STATE OF NEW YORK ________________________________________________________________________ 1356 2015-2016 Regular Sessions IN SENATE January 12, 2015 ___________Introduced by Sens. KLEIN, BONACIC, BOYLE, CARLUCCI, FELDER, GALLIVAN, GOLDEN, GRIFFO, HANNON, LANZA, LARKIN, LITTLE, MARCELLINO, MARCHIONE, MARTINS, NOZZOLIO, O'MARA, RANZENHOFER, RITCHIE, ROBACH, SAVINO, SEWARD, VALESKY, YOUNG -- read twice and ordered printed, and when printed to be committed to the Committee on Codes AN ACT to amend the penal law, in relation to the theft of controlled substances THE PEOPLE OF THE STATE OF NEW YORK, REPRESENTED IN SENATE AND ASSEM- BLY, DO ENACT AS FOLLOWS: Section 1. Section 155.00 of the penal law is amended by adding a new subdivision 10 to read as follows: 10. "CONTROLLED SUBSTANCE" MEANS ANY SUBSTANCE LISTED IN SCHEDULE I, II, III, IV OR V OF SECTION THIRTY-THREE HUNDRED SIX OF THE PUBLIC HEALTH LAW, OTHER THAN MARIHUANA AND CONCENTRATED CANNABIS. S 2. Paragraph (b) of subdivision 9, and subdivisions 10 and 11 of section 155.30 of the penal law, paragraph (b) of subdivision 9 as amended by chapter 479 of the laws of 2010, subdivision 10 as added by chapter 491 of the laws of 1992 and subdivision 11 as added by chapter 394 of the laws of 2005, are amended and a new subdivision 12 is added to read as follows: (b) is kept for or used in connection with religious worship in any building, structure or upon the curtilage of such building or structure used as a place of religious worship by a religious corporation, as incorporated under the religious corporations law or the education law
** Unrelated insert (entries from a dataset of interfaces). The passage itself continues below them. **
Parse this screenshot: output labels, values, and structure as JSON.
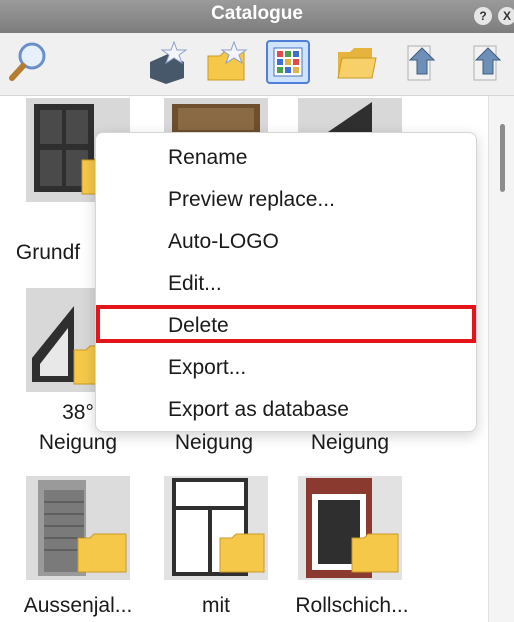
{
  "window": {
    "title": "Catalogue",
    "help_glyph": "?",
    "close_glyph": "X"
  },
  "toolbar": {
    "tools": [
      {
        "icon": "search-icon"
      },
      {
        "icon": "new-catalogue-star-icon"
      },
      {
        "icon": "new-folder-star-icon"
      },
      {
        "icon": "grid-view-icon",
        "active": true
      },
      {
        "icon": "open-folder-icon"
      },
      {
        "icon": "up-arrow-page-icon"
      },
      {
        "icon": "up-arrow-page-2-icon"
      }
    ]
  },
  "items": {
    "row1": [
      "Grundf",
      "",
      ""
    ],
    "row2": [
      "38°",
      "Neigung",
      "Neigung",
      "Neigung"
    ],
    "row3": [
      "Aussenjal...",
      "mit",
      "Rollschich..."
    ]
  },
  "context_menu": {
    "items": [
      "Rename",
      "Preview replace...",
      "Auto-LOGO",
      "Edit...",
      "Delete",
      "Export...",
      "Export as database"
    ],
    "highlighted": "Delete",
    "highlight_color": "#e4141b"
  }
}
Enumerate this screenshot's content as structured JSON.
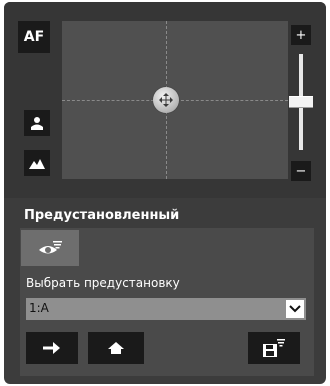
{
  "controls": {
    "af_label": "AF",
    "zoom_in_label": "+",
    "zoom_out_label": "−",
    "zoom_level": 0.5
  },
  "preset": {
    "title": "Предустановленный",
    "select_label": "Выбрать предустановку",
    "selected_value": "1:A"
  },
  "colors": {
    "panel": "#3c3c3c",
    "view": "#505050",
    "button": "#1a1a1a",
    "select": "#8f8f8f"
  }
}
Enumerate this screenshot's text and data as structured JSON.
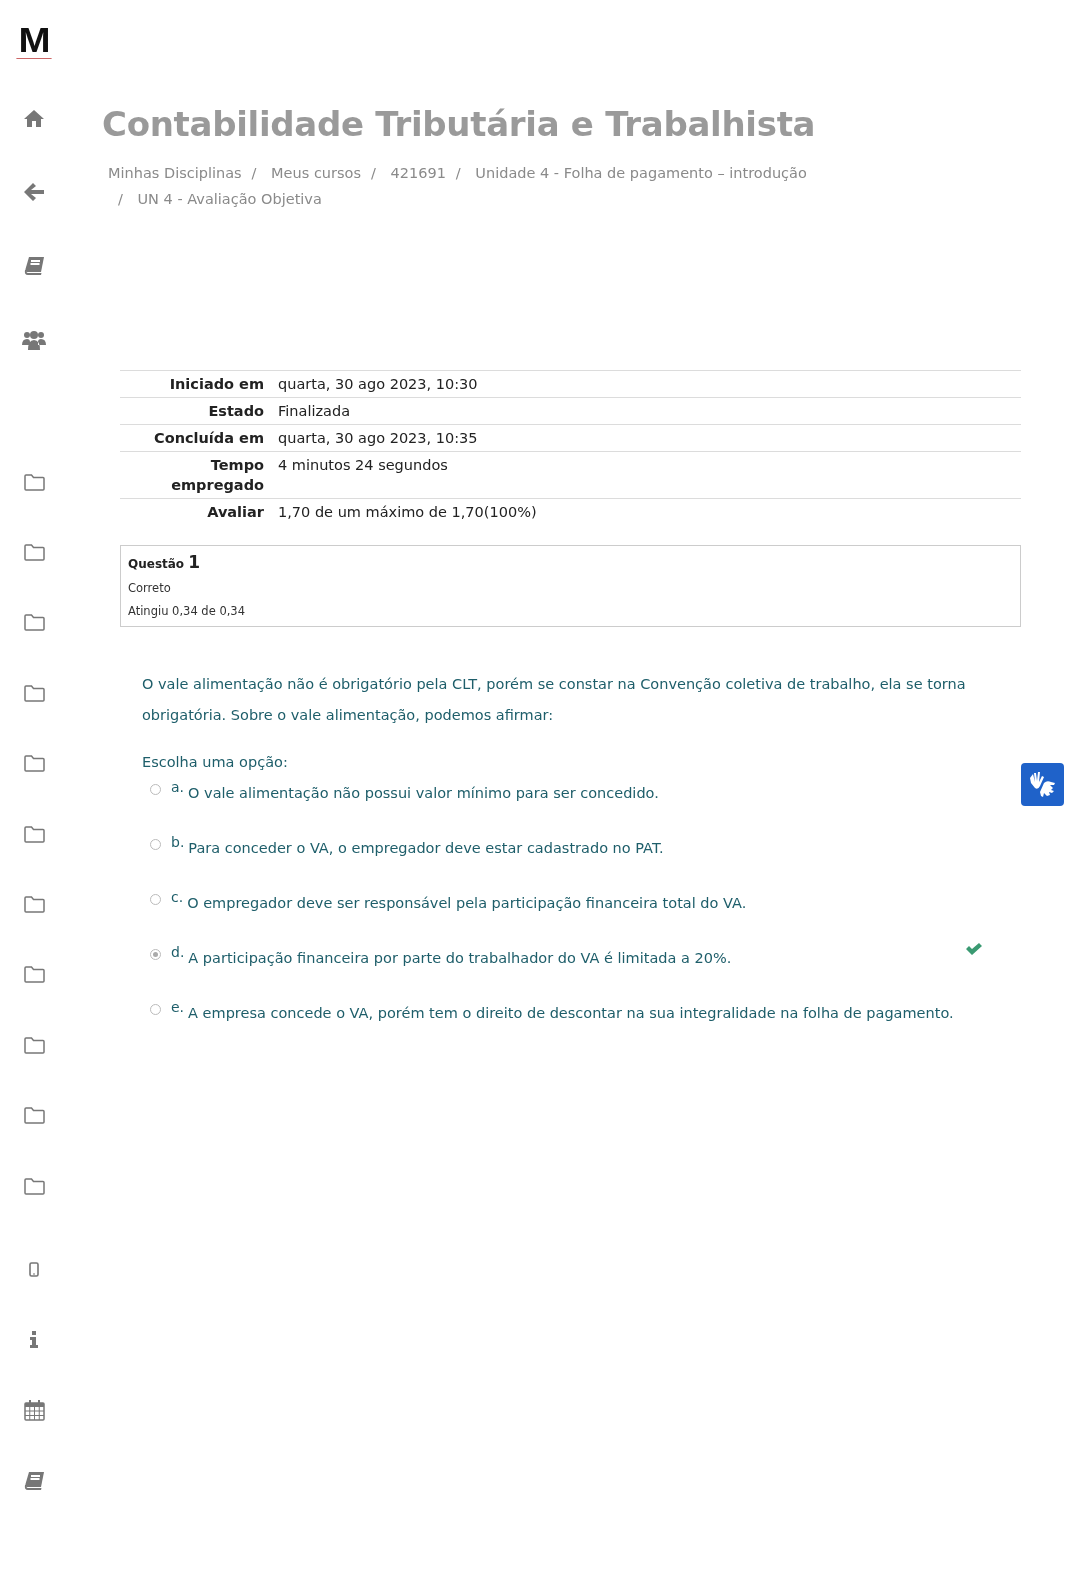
{
  "logo": {
    "text": "M"
  },
  "sidebar": {
    "groups": [
      {
        "items": [
          {
            "kind": "home"
          },
          {
            "kind": "back"
          },
          {
            "kind": "book"
          },
          {
            "kind": "users"
          }
        ]
      },
      {
        "items": [
          {
            "kind": "folder"
          },
          {
            "kind": "folder"
          },
          {
            "kind": "folder"
          },
          {
            "kind": "folder"
          },
          {
            "kind": "folder"
          },
          {
            "kind": "folder"
          },
          {
            "kind": "folder"
          },
          {
            "kind": "folder"
          },
          {
            "kind": "folder"
          },
          {
            "kind": "folder"
          },
          {
            "kind": "folder"
          }
        ]
      },
      {
        "items": [
          {
            "kind": "device"
          },
          {
            "kind": "info"
          },
          {
            "kind": "calendar"
          },
          {
            "kind": "book"
          }
        ]
      }
    ]
  },
  "page_title": "Contabilidade Tributária e Trabalhista",
  "breadcrumb_separator": "/",
  "breadcrumb": [
    "Minhas Disciplinas",
    "Meus cursos",
    "421691",
    "Unidade 4 - Folha de pagamento – introdução",
    "UN 4 - Avaliação Objetiva"
  ],
  "summary": [
    {
      "label": "Iniciado em",
      "value": "quarta, 30 ago 2023, 10:30"
    },
    {
      "label": "Estado",
      "value": "Finalizada"
    },
    {
      "label": "Concluída em",
      "value": "quarta, 30 ago 2023, 10:35"
    },
    {
      "label": "Tempo empregado",
      "value": "4 minutos 24 segundos"
    },
    {
      "label": "Avaliar",
      "value": "1,70 de um máximo de 1,70(100%)"
    }
  ],
  "question": {
    "label": "Questão",
    "number": "1",
    "status": "Correto",
    "grade": "Atingiu 0,34 de 0,34",
    "text": "O vale alimentação não é obrigatório pela CLT, porém se constar na Convenção coletiva de trabalho, ela se torna obrigatória. Sobre o vale alimentação, podemos afirmar:",
    "prompt": "Escolha uma opção:",
    "options": [
      {
        "letter": "a.",
        "text": "O vale alimentação não possui valor mínimo para ser concedido.",
        "selected": false,
        "correct": false
      },
      {
        "letter": "b.",
        "text": "Para conceder o VA, o empregador deve estar cadastrado no PAT.",
        "selected": false,
        "correct": false
      },
      {
        "letter": "c.",
        "text": "O empregador deve ser responsável pela participação financeira total do VA.",
        "selected": false,
        "correct": false
      },
      {
        "letter": "d.",
        "text": "A participação financeira por parte do trabalhador do VA é limitada a 20%.",
        "selected": true,
        "correct": true
      },
      {
        "letter": "e.",
        "text": "A empresa concede o VA, porém tem o direito de descontar na sua integralidade na folha de pagamento.",
        "selected": false,
        "correct": false
      }
    ]
  }
}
[.]; OR 10. The property consists of an access device which the person intends to use unlawfully to obtain telephone service [.]; OR 11. The property consists of anhydrous ammonia or liquified ammonia gas and the actor intends to use, or knows another person intends to use, such anhydrous ammonia or liquified ammonia gas to manufacture methamphetamine [.]; OREXPLANATION--Matter in ITALICS (underscored) is new; matter in brackets [ ] is old law to be omitted. LBD03941-01-5 S. 1356 2
12. THE PROPERTY CONSISTS OF ONE OR MORE CONTROLLED SUBSTANCES. S 3. Section 155.35 of the penal law, as amended by chapter 464 of the laws of 2010, is amended to read as follows: S 155.35 Grand larceny in the third degree. A person is guilty of grand larceny in the third degree when he or she steals property and: 1. when the value of the property exceeds three thousand dollars
[,]; or 2. the property is an automated teller machine or the contents of an automated teller machine [.]; OR 3. WHEN THE PROPERTY CONSISTS OF ONE OR MORE CONTROLLED SUBSTANCES AND THE RETAIL VALUE THEREOF EXCEEDS ONE THOUSAND DOLLARS. Grand larceny in the third degree is a class D felony. S 4. Paragraph (c) of subdivision 2 of section 155.40 of the penal law, as amended by chapter 515 of the laws of 1986, is amended and a new subdivision 3 is added to read as follows: (c) use or abuse his OR HER position as a public servant by engaging in conduct within or related to his OR HER official duties, or by fail- ing or refusing to perform an official duty, in such manner as to affect some person adversely [.]; OR 3. THE PROPERTY CONSISTS OF ONE OR MORE CONTROLLED SUBSTANCES AND THE RETAIL VALUE THEREOF EXCEEDS THREE THOUSAND DOLLARS. S 5. Section 155.42 of the penal law, as added by chapter 515 of the laws of 1986, is amended to read as follows: S 155.42 Grand larceny in the first degree. A person is guilty of grand larceny in the first degree when he OR SHE steals property and when [the]: 1. THE value of the property exceeds one million dollars; OR 2. THE PROPERTY CONSISTS OF ONE OR MORE CONTROLLED SUBSTANCES AND THE RETAIL VALUE THEREOF EXCEEDS FIFTY THOUSAND DOLLARS. Grand larceny in the first degree is a class B felony. S 6. This act shall take effect on the first of November next succeed- ing the date on which it shall have become a law.